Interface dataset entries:
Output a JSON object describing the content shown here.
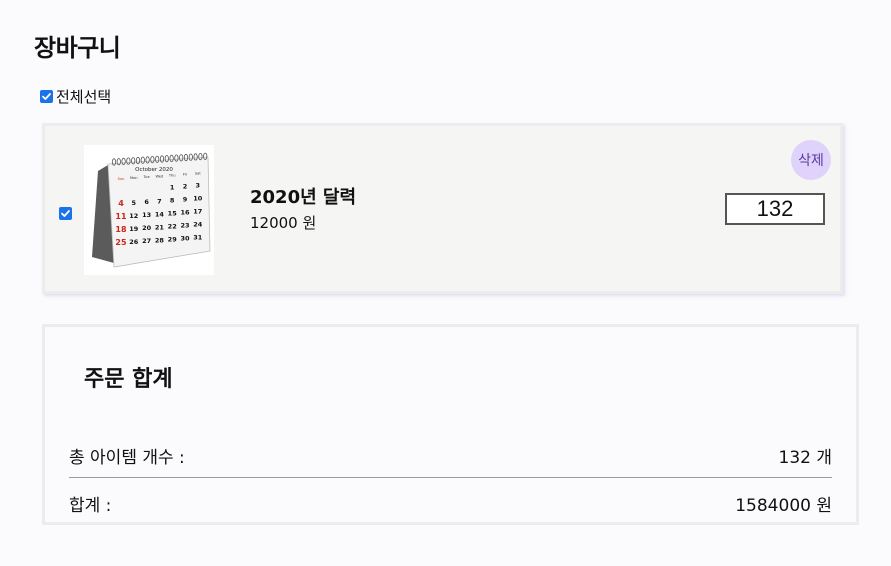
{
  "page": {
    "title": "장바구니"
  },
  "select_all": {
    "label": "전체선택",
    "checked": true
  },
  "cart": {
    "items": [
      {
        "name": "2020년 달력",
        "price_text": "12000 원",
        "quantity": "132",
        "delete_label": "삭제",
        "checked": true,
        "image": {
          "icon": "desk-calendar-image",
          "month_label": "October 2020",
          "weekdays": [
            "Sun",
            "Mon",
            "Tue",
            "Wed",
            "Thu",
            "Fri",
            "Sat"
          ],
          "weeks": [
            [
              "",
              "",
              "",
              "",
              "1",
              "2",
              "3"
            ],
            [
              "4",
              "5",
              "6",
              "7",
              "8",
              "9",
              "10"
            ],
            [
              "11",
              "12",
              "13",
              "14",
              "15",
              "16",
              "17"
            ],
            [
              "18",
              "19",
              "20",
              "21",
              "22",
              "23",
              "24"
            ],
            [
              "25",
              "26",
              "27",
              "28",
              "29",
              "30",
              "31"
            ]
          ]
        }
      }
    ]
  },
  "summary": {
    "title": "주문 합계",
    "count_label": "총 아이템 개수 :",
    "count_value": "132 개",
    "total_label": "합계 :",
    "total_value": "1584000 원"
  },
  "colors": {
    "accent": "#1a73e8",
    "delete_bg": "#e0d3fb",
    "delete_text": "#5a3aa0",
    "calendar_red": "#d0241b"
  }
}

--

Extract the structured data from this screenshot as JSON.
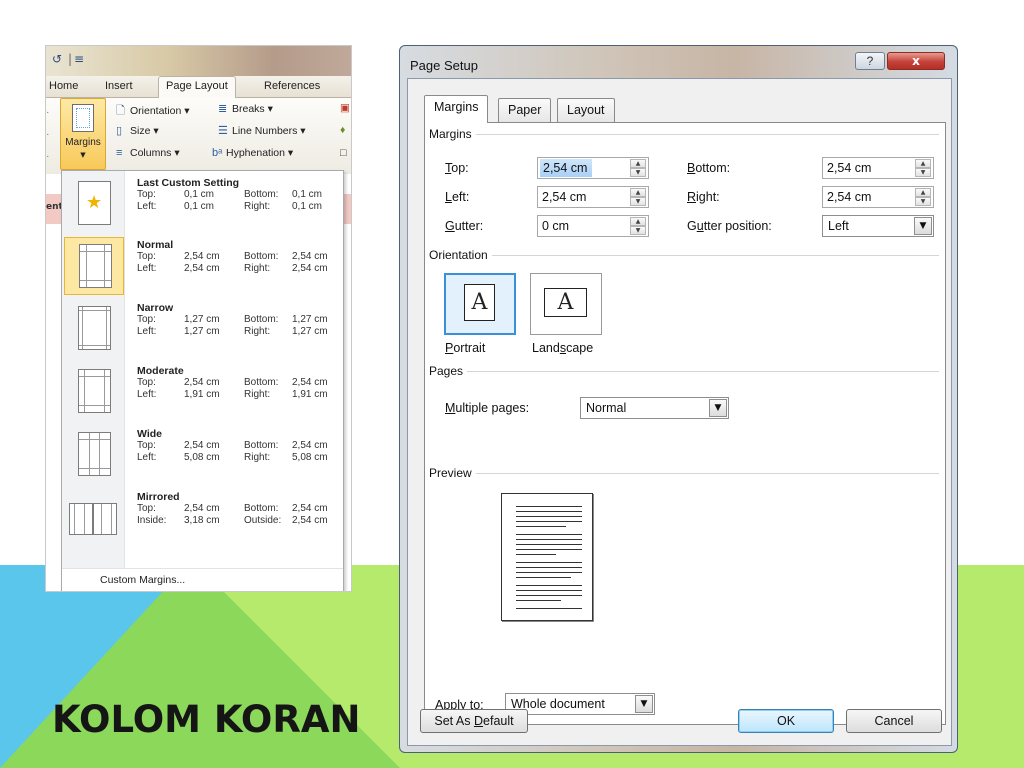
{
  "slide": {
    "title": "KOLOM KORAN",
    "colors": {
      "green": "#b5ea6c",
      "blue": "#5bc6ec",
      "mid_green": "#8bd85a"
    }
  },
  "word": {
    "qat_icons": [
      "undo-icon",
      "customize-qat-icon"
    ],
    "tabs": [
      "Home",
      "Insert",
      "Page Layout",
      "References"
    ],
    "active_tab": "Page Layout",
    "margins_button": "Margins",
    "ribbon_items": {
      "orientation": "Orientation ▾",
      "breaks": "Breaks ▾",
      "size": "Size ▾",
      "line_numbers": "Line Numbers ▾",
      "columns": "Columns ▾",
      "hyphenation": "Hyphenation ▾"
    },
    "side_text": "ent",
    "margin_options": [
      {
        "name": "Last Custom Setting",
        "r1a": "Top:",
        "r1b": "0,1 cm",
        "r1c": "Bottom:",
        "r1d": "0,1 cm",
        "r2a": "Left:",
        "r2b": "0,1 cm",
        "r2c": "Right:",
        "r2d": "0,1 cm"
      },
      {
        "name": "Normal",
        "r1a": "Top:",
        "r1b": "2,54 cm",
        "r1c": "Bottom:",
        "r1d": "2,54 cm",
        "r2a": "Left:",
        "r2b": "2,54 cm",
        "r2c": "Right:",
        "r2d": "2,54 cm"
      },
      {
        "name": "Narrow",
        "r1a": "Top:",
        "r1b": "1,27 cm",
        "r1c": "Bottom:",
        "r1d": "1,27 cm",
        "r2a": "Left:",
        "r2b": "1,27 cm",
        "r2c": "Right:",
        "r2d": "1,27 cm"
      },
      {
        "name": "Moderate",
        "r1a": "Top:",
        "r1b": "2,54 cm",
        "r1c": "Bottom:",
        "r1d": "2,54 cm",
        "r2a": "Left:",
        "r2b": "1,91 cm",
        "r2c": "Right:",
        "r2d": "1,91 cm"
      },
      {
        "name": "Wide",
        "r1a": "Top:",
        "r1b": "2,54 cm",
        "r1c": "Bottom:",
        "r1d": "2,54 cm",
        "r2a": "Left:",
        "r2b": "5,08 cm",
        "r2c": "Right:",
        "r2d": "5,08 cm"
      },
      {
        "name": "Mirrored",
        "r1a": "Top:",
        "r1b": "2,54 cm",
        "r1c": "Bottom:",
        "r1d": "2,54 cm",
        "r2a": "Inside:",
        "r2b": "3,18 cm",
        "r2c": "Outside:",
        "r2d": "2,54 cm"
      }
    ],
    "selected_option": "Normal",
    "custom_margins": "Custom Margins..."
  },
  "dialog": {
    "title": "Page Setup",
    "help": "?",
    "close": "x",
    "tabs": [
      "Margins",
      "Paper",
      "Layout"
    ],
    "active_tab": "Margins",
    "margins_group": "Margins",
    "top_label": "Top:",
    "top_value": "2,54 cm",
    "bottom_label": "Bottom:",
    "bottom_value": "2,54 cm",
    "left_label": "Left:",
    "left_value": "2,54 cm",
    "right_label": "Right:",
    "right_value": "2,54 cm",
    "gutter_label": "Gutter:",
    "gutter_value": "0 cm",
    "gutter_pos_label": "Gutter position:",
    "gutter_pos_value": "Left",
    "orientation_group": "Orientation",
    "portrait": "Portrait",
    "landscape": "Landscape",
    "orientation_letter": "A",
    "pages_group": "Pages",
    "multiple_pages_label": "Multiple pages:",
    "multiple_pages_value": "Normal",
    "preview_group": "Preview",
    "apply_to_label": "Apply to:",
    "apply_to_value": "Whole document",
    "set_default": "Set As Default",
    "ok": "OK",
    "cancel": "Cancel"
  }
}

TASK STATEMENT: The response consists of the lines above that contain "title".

YOUR RESPONSE:
    "title": "장바구니"
    "title": "주문 합계",
    "title": "KOLOM KORAN",
    "title": "Page Setup",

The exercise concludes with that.